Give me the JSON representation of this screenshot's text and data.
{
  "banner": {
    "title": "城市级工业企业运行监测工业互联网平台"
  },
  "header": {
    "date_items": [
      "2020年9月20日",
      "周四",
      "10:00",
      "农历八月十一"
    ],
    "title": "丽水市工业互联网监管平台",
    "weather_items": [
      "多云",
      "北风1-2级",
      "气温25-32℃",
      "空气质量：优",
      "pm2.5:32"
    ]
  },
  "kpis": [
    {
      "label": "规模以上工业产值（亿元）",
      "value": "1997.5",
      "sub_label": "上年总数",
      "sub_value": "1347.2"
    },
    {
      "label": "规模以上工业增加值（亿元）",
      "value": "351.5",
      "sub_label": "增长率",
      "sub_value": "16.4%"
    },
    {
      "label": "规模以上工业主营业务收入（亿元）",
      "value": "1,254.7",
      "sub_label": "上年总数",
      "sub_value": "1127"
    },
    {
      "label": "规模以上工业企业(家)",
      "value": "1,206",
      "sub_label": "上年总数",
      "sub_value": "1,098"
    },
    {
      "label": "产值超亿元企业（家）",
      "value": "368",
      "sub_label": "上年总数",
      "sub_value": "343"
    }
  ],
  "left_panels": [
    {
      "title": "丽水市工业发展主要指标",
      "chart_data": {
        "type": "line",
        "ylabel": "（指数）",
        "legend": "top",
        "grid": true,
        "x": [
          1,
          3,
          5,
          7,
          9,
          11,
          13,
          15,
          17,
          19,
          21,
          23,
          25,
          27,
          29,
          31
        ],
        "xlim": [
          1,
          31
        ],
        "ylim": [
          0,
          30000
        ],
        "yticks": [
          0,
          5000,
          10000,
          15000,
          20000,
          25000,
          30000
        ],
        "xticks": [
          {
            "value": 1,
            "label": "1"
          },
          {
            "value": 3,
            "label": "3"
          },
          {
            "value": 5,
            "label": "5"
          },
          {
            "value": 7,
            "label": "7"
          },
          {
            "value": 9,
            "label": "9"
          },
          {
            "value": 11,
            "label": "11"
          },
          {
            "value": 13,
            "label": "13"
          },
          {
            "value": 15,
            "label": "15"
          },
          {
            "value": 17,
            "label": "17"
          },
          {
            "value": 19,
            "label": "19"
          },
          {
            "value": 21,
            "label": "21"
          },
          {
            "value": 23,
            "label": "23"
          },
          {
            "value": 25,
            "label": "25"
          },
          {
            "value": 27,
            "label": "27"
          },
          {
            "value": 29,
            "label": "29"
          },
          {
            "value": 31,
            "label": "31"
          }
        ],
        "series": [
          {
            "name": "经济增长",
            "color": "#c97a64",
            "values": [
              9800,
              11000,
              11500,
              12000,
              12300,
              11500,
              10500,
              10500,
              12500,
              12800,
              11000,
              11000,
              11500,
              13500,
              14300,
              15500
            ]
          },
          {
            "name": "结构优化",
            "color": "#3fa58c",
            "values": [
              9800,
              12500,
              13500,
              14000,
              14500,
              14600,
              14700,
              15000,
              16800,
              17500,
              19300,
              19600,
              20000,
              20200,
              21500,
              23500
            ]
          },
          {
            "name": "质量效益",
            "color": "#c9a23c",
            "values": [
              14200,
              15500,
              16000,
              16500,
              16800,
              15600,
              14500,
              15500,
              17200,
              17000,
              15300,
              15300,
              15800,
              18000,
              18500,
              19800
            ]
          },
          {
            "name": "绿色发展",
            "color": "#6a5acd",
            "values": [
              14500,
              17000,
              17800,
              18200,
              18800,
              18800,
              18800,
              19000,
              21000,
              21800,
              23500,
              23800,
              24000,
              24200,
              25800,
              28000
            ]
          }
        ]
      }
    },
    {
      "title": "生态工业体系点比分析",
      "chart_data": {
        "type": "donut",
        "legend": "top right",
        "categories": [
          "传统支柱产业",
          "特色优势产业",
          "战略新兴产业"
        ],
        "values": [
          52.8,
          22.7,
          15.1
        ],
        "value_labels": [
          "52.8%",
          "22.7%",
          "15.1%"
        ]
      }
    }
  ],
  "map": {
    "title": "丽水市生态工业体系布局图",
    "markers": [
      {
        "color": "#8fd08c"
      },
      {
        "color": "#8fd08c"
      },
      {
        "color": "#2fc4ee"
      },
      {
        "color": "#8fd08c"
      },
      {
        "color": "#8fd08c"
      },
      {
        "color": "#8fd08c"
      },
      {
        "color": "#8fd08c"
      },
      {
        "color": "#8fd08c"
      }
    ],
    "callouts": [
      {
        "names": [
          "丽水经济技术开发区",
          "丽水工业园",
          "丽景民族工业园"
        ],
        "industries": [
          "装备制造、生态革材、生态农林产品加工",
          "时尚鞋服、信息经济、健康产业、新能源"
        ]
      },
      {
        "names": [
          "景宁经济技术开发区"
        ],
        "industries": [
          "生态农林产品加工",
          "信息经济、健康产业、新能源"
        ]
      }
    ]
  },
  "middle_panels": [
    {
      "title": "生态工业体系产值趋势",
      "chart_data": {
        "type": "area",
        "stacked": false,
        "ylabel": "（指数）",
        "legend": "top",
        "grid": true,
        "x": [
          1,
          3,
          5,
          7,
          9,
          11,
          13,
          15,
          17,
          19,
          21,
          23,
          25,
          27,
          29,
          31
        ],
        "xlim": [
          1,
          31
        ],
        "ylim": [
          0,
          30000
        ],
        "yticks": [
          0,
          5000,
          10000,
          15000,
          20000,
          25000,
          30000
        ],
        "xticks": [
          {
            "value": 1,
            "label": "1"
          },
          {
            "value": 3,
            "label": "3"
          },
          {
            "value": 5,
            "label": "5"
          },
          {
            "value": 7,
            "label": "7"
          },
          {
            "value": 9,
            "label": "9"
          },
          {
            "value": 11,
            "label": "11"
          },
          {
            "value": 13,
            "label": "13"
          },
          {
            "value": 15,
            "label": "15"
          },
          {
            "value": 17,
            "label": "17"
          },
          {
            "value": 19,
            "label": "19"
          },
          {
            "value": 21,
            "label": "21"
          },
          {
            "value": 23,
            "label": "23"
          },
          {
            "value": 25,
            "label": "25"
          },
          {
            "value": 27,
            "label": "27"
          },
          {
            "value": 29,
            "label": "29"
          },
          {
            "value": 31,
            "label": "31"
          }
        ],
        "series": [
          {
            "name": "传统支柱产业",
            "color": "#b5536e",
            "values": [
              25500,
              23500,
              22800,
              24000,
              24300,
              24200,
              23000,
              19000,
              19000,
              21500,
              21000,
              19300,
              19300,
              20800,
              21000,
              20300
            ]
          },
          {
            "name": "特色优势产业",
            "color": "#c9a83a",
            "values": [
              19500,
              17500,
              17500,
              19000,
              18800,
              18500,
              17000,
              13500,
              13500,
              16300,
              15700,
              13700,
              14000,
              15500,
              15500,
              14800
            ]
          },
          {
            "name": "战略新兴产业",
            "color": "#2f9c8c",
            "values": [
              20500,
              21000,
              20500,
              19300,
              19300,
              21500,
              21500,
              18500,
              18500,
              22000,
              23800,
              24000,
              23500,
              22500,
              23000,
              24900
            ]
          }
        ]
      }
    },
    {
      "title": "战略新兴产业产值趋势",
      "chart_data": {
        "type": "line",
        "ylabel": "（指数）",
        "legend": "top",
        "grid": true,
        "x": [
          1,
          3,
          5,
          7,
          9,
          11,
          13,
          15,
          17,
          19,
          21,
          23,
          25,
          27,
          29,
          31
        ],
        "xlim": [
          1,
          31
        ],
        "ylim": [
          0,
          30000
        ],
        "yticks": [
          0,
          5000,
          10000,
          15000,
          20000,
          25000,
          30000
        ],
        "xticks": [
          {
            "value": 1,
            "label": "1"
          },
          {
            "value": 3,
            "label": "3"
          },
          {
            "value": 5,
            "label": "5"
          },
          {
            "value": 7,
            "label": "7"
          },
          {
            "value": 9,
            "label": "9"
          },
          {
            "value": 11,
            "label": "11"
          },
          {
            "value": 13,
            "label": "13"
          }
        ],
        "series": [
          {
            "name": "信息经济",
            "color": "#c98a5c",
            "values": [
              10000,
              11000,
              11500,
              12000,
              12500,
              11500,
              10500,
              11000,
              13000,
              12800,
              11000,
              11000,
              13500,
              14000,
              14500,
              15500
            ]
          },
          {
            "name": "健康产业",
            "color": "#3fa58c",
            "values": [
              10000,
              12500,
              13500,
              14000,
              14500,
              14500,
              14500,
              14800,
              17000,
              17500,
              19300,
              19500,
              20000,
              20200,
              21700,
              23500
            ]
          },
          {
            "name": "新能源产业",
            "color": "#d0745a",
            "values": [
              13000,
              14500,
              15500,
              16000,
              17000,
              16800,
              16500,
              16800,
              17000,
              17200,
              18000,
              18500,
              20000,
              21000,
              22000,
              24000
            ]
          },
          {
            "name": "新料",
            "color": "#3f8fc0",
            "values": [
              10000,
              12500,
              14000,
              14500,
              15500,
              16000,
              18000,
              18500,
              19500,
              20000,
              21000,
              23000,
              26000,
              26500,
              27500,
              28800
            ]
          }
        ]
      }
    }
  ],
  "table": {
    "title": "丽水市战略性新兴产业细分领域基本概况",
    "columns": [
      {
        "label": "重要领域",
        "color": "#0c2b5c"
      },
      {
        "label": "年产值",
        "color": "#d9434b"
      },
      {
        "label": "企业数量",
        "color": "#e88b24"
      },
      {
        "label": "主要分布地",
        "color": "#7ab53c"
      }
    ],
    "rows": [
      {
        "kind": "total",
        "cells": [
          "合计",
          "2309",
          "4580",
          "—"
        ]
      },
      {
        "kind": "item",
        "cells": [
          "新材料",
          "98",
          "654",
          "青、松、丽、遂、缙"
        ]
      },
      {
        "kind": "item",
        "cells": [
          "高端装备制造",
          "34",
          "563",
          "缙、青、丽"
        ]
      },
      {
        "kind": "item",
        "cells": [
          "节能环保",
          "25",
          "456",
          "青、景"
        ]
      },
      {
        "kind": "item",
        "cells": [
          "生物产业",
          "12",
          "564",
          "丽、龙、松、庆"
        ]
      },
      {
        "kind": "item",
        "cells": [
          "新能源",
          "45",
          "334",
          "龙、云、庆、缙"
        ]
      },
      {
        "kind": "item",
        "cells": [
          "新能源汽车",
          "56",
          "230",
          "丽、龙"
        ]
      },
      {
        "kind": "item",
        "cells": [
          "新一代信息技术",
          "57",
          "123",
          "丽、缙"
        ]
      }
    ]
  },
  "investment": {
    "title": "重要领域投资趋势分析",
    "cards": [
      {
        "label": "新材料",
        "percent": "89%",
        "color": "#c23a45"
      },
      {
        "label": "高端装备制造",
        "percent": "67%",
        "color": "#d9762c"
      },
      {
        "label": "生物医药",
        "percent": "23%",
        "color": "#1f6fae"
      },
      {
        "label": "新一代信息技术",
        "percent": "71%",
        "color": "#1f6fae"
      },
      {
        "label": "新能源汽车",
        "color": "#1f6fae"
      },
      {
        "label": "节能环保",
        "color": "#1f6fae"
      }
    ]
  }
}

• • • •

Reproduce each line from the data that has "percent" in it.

        "percent": "89%",
        "percent": "67%",
        "percent": "23%",
        "percent": "71%",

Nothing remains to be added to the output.